[[ Source material open ]]

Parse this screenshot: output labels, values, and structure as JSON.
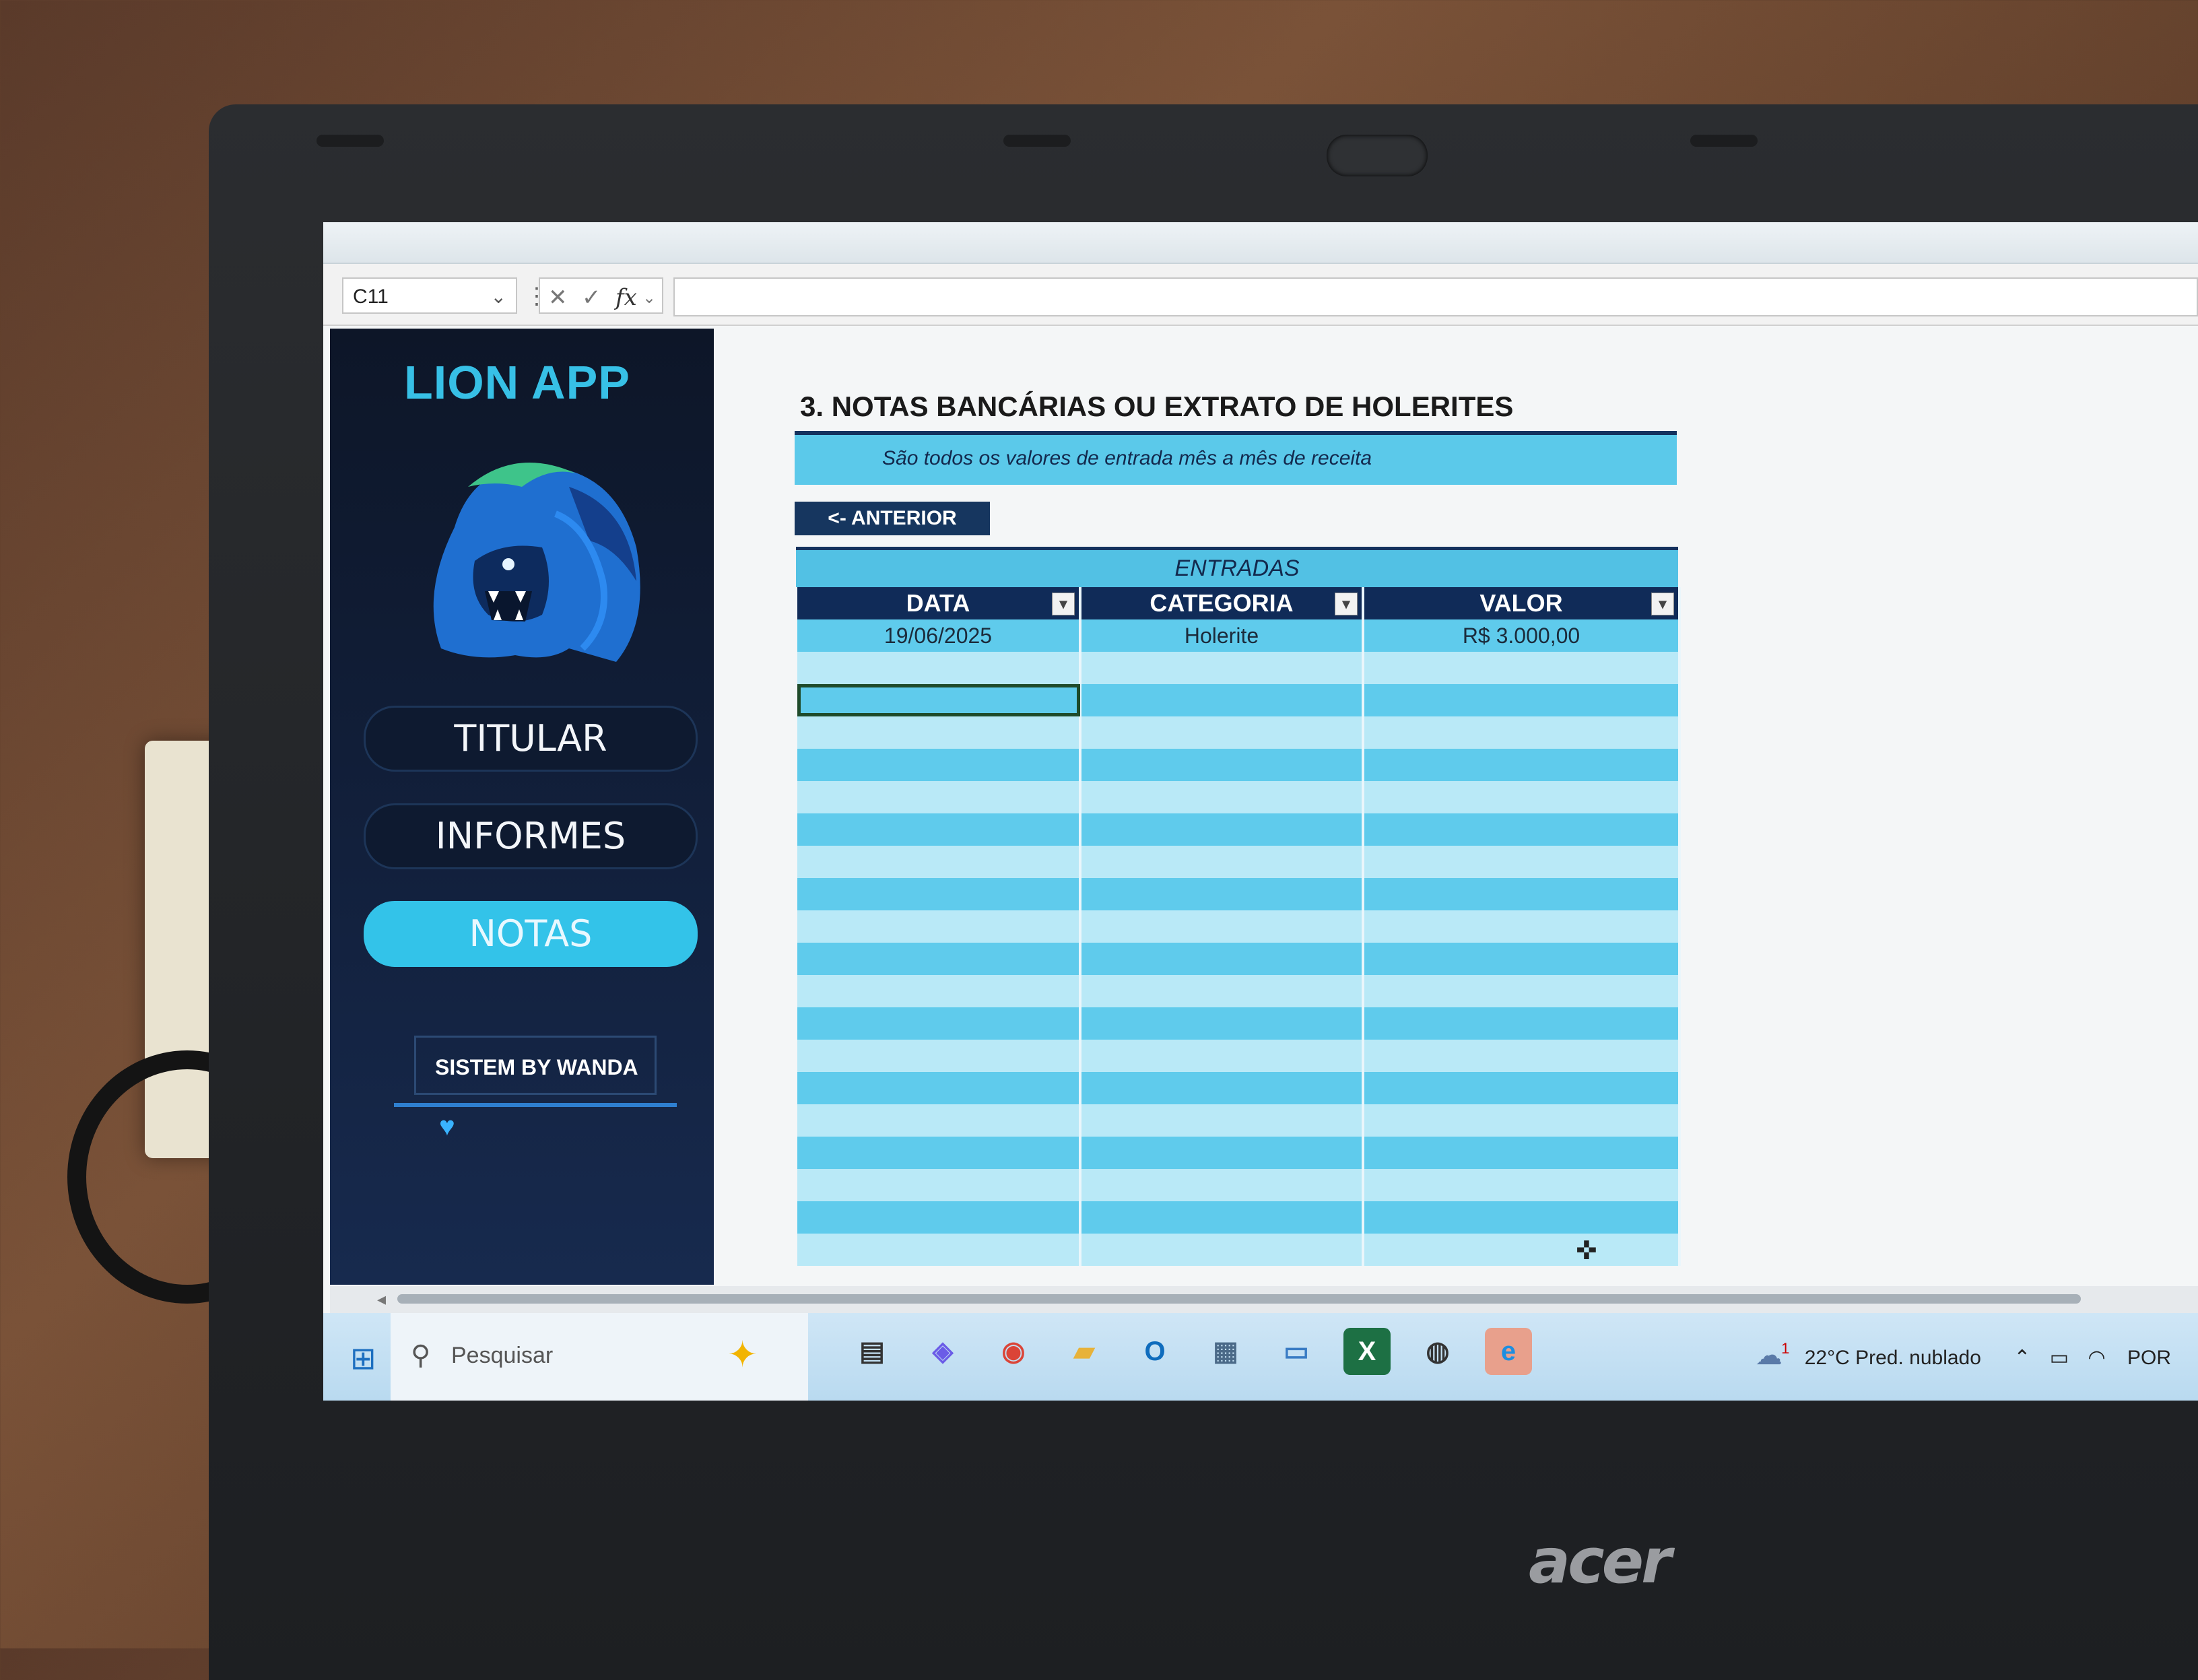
{
  "formula_bar": {
    "name_box": "C11",
    "icons": [
      "chevron-down-icon",
      "cancel-icon",
      "check-icon",
      "fx-icon"
    ],
    "fx_label": "fx",
    "formula": ""
  },
  "sidebar": {
    "app_title": "LION APP",
    "logo": "lion-head-logo",
    "nav": [
      {
        "label": "TITULAR",
        "active": false
      },
      {
        "label": "INFORMES",
        "active": false
      },
      {
        "label": "NOTAS",
        "active": true
      }
    ],
    "credit": "SISTEM BY WANDA",
    "credit_icon": "heart-icon"
  },
  "sheet": {
    "section_title": "3. NOTAS BANCÁRIAS OU EXTRATO DE HOLERITES",
    "section_subtitle": "São todos os valores de entrada mês a mês de receita",
    "back_button": "<- ANTERIOR",
    "table_title": "ENTRADAS",
    "columns": [
      "DATA",
      "CATEGORIA",
      "VALOR"
    ],
    "rows": [
      [
        "19/06/2025",
        "Holerite",
        "R$ 3.000,00"
      ]
    ],
    "empty_rows": 19,
    "selected_cell": "C11"
  },
  "taskbar": {
    "search_placeholder": "Pesquisar",
    "apps": [
      "task-view-icon",
      "copilot-icon",
      "chrome-icon",
      "file-explorer-icon",
      "outlook-icon",
      "calculator-icon",
      "remote-desktop-icon",
      "excel-icon",
      "webcam-icon",
      "edge-icon"
    ],
    "weather": "22°C  Pred. nublado",
    "weather_badge": "1",
    "language": "POR"
  },
  "device": {
    "brand": "acer"
  },
  "colors": {
    "accent": "#33c3e9",
    "navy": "#102b58",
    "sidebar_bg": "#0d1628",
    "row_dark": "#5fcbec",
    "row_light": "#b9e9f7"
  }
}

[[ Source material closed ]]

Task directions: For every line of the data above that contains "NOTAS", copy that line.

Solution for this task:
        "label": "NOTAS",
    "section_title": "3. NOTAS BANCÁRIAS OU EXTRATO DE HOLERITES",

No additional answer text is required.